By analogy, hospitals invest a great deal in their physical plants, furniture, lighting, carpets, and so on. These are all necessary commodities.   No one should have to go to a hospital that is not attractive, bright, airy, comfortable, and convenient, with plenty of parking.  These things may contribute to patients’ wellness in subtle ways, but no one would expect them to make major differences in patient health.  What does make a measurable difference is the preparation and training provided to the staff, medicines, equipment, and procedures, all of which can be (and are) constantly improved through ongoing research, development, and dissemination.

So is a textbook a commodity or an intervention?  If we accept that every classroom must have a textbook or its equivalent (such as a digital text), then a textbook is a commodity, just an ordinary, basic requirement for every classroom.  We would expect textbooks-as-commodities to be well written, up-to-date, attractive, and pedagogically sensible, and, if possible, aligned with state and national standards.  But it might be unfair and perhaps futile to expect textbooks-as-commodities to significantly increase student achievement in comparison to business as usual, because they are, in effect, business as usual.

If, somehow, a print or digital textbook, with associated professional development, digital add-ons, and so forth, turns out to be significantly more effective than alternative, state-of-the-art textbooks, then a textbook could also be considered an intervention, and marketed as such.  It would then be considered in comparison to other interventions that exist only, or primarily, to increase achievement beyond ordinary levels.

The distinction between commodities and interventions would be academic but for the appearance of the ESSA evidence standards.  The ESSA law requires that schools seeking school improvement funding select and implement programs that meet one of the top three standards (strong, moderate, or promising). It gives preference points on other federal grants, especially Title II (professional development), to applicants who promise to implement proven programs. Some states have applied more stringent criteria, and some have extended use of the standards to additional funding initiatives, including state initiatives.  These are all very positive developments. However, they are making textbook publishers anxious. How are they going to meet the new standards, given that their products are not so different from others now in use?

My answer is that I do not think it was the intent of the ESSA standards to forbid schools from using textbooks that lack evidence of effectiveness. To do so would be unrealistic, as it would wipe out at least 90% of textbooks.  Instead, the purpose of the ESSA evidence standards was to encourage and incentivize the use of interventions proven to be effective.  The concept, I think, was to assume that other funding (especially state and local funds) would support the purchase of commodities, including ordinary textbooks.  In contrast, the federal role was intended to focus on interventions to boost achievement in high-poverty and low-achieving schools.  Ordinary textbooks that are no more effective than any others are clearly not appropriate for those purposes, where there is an urgent need for approaches proven to have significantly greater impacts than methods in use today.

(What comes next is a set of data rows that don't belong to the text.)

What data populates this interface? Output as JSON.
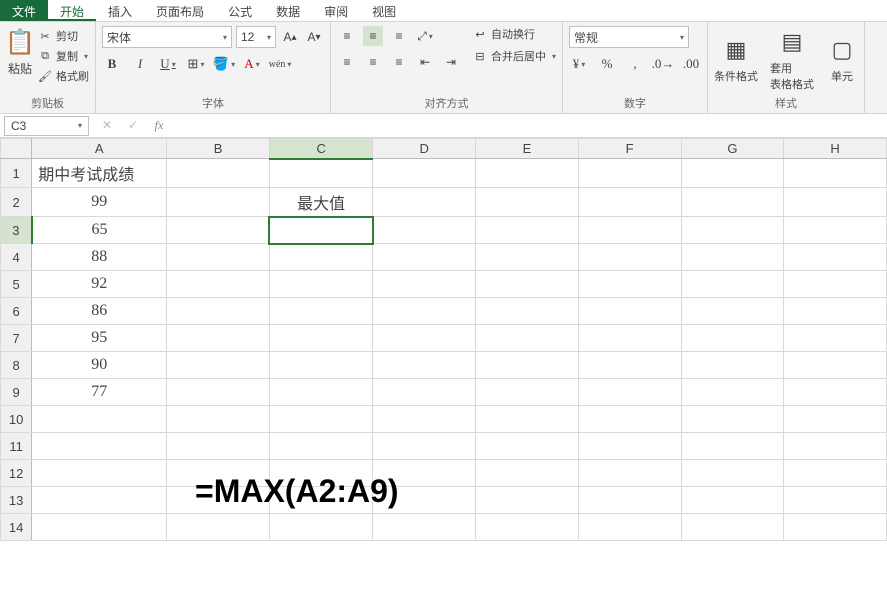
{
  "tabs": {
    "file": "文件",
    "start": "开始",
    "insert": "插入",
    "layout": "页面布局",
    "formula": "公式",
    "data": "数据",
    "review": "审阅",
    "view": "视图"
  },
  "ribbon": {
    "clipboard": {
      "paste": "粘贴",
      "cut": "剪切",
      "copy": "复制",
      "format_painter": "格式刷",
      "label": "剪贴板"
    },
    "font": {
      "name": "宋体",
      "size": "12",
      "label": "字体",
      "bold": "B",
      "italic": "I",
      "underline": "U",
      "wen": "wén"
    },
    "align": {
      "wrap": "自动换行",
      "merge": "合并后居中",
      "label": "对齐方式"
    },
    "number": {
      "format": "常规",
      "label": "数字"
    },
    "styles": {
      "cond_format": "条件格式",
      "table_format": "套用\n表格格式",
      "cell_style": "单元",
      "label": "样式"
    }
  },
  "name_box": "C3",
  "formula_bar": "",
  "columns": [
    "A",
    "B",
    "C",
    "D",
    "E",
    "F",
    "G",
    "H"
  ],
  "rows": [
    "1",
    "2",
    "3",
    "4",
    "5",
    "6",
    "7",
    "8",
    "9",
    "10",
    "11",
    "12",
    "13",
    "14"
  ],
  "cells": {
    "A1": "期中考试成绩",
    "A2": "99",
    "A3": "65",
    "A4": "88",
    "A5": "92",
    "A6": "86",
    "A7": "95",
    "A8": "90",
    "A9": "77",
    "C2": "最大值"
  },
  "overlay_formula": "=MAX(A2:A9)",
  "selected_cell": "C3"
}
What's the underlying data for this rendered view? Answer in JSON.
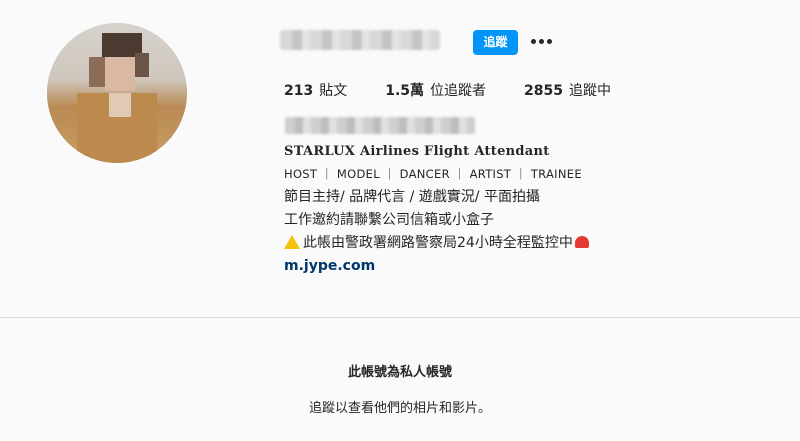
{
  "profile": {
    "follow_label": "追蹤",
    "more_icon": "more-options-icon",
    "stats": {
      "posts_value": "213",
      "posts_label": "貼文",
      "followers_value": "1.5萬",
      "followers_label": "位追蹤者",
      "following_value": "2855",
      "following_label": "追蹤中"
    },
    "bio": {
      "headline": "STARLUX Airlines Flight Attendant",
      "tags": "HOST ｜ MODEL ｜ DANCER ｜ ARTIST ｜ TRAINEE",
      "line1": "節目主持/ 品牌代言 / 遊戲實況/ 平面拍攝",
      "line2": "工作邀約請聯繫公司信箱或小盒子",
      "warning": "此帳由警政署網路警察局24小時全程監控中",
      "link": "m.jype.com"
    }
  },
  "private_notice": {
    "title": "此帳號為私人帳號",
    "subtitle": "追蹤以查看他們的相片和影片。"
  },
  "colors": {
    "accent": "#0095f6",
    "link": "#00376b",
    "background": "#fafafa"
  }
}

It would be a great step forward if federal, state, and local funding intended to support major improvements in student outcomes were held to tough standards of evidence.  Such programs should be eligible for generous and strategic funding from federal, state, and local sources dedicated to the enhancement of student outcomes.  But no one should limit schools in spending their funds on attractive desks, safe and fun playground equipment, and well-written textbooks, even though these necessary commodities are unlikely to accelerate student achievement beyond current expectations.

Photo credit: Laurentius de Voltolina [Public domain]

 This blog was developed with support from the Laura and John Arnold Foundation. The views expressed here do not necessarily reflect those of the Foundation.